Problem. Beneath this task are records; state how many of their lines hold the word "Response", and nothing else.

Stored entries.

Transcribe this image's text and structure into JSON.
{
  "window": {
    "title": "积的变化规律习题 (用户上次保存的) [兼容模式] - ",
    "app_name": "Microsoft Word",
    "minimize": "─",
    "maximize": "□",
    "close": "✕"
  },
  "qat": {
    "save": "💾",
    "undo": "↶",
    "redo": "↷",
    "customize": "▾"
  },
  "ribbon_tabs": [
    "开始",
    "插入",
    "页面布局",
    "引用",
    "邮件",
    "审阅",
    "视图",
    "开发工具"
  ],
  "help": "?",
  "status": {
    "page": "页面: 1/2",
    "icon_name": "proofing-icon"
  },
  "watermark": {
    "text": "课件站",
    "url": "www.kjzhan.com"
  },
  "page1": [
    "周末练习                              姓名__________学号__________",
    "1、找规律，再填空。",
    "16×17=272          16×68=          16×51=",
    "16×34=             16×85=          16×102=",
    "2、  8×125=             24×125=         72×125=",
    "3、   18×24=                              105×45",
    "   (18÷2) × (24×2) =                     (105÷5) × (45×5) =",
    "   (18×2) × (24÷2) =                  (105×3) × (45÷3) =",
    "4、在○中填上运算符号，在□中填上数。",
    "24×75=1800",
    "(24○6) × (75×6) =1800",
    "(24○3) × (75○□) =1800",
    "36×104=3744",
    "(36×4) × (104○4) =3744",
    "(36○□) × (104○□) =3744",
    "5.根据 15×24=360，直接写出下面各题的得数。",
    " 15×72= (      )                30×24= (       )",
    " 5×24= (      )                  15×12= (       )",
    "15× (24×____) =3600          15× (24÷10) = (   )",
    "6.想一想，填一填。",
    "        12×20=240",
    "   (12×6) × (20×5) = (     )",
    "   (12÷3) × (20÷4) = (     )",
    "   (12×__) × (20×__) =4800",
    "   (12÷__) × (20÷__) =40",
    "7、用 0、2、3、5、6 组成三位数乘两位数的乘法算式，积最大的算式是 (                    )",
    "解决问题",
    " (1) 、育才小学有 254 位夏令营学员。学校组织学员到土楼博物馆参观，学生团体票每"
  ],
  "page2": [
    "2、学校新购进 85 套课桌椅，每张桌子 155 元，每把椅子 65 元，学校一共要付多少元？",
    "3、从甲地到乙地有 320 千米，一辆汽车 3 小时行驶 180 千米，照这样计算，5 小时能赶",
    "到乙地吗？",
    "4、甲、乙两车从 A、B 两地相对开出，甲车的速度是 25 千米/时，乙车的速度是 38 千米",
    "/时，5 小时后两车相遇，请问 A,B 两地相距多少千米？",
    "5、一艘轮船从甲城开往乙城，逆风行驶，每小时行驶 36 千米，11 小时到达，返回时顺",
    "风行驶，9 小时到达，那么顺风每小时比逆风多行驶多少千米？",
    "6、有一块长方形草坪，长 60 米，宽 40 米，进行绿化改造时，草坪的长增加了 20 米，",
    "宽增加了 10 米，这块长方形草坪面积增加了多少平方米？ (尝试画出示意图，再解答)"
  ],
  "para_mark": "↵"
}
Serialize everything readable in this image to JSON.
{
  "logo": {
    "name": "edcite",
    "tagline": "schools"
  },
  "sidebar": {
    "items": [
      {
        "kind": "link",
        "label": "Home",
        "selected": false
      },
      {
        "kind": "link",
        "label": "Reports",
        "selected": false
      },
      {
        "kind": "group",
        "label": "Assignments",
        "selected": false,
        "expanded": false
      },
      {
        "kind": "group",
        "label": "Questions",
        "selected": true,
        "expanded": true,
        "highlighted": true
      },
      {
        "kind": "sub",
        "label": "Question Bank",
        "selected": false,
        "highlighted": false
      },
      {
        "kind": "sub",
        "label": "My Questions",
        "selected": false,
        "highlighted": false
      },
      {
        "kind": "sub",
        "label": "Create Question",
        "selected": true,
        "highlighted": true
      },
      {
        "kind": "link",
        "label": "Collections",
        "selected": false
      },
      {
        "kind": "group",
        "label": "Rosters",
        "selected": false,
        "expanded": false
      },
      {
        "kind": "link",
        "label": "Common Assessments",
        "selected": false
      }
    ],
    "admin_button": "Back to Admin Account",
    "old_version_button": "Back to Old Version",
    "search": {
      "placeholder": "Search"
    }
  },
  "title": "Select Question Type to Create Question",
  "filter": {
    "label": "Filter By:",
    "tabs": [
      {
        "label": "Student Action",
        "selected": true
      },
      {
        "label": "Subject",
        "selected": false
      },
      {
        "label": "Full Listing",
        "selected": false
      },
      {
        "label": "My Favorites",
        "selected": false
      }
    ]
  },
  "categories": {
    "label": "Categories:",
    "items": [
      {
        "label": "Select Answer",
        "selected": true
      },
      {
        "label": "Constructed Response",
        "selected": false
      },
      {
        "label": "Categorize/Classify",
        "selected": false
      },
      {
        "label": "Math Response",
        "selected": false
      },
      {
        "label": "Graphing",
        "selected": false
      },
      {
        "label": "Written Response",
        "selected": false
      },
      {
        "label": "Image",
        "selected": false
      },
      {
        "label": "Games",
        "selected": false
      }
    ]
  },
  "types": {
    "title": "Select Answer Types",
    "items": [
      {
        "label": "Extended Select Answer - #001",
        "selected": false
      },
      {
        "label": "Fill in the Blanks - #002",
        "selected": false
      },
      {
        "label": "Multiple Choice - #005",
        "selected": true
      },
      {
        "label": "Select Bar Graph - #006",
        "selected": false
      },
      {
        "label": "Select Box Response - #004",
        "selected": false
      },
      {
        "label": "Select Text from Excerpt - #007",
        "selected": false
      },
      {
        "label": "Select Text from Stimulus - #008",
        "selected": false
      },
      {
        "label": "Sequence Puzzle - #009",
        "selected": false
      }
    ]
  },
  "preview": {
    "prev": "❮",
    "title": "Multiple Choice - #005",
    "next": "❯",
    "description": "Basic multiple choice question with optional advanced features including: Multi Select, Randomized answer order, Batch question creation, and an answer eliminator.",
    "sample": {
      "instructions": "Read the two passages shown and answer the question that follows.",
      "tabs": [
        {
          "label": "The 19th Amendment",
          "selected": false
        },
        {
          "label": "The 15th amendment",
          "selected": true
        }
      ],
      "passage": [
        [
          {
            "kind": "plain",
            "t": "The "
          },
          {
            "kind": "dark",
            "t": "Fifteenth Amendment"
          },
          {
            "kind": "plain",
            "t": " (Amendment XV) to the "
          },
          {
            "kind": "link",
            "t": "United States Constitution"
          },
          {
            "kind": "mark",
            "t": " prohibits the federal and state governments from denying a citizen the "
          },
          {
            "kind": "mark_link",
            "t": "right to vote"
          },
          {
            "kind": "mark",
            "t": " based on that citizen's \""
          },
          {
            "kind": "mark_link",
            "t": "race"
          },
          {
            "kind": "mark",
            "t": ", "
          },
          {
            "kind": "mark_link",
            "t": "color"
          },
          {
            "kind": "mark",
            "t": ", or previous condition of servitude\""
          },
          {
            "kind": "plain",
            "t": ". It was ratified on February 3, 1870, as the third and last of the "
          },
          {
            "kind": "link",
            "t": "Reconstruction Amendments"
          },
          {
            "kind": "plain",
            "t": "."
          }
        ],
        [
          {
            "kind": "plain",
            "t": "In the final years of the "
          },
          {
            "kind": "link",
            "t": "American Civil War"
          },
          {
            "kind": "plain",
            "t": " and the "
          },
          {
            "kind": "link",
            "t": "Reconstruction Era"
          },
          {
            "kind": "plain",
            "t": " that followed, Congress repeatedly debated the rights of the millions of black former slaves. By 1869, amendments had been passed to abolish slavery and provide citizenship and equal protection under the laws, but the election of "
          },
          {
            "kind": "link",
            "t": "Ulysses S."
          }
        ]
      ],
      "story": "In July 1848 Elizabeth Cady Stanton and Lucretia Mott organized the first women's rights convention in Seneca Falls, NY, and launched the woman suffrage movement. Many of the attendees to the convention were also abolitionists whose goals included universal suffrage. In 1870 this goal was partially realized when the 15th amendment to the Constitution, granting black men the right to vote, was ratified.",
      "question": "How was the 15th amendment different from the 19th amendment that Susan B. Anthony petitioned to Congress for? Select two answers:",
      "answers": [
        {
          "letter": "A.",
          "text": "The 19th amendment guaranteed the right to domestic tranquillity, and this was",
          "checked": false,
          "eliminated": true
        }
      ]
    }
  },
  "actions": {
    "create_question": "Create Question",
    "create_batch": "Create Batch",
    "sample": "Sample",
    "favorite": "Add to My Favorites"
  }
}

Answer to this task. 4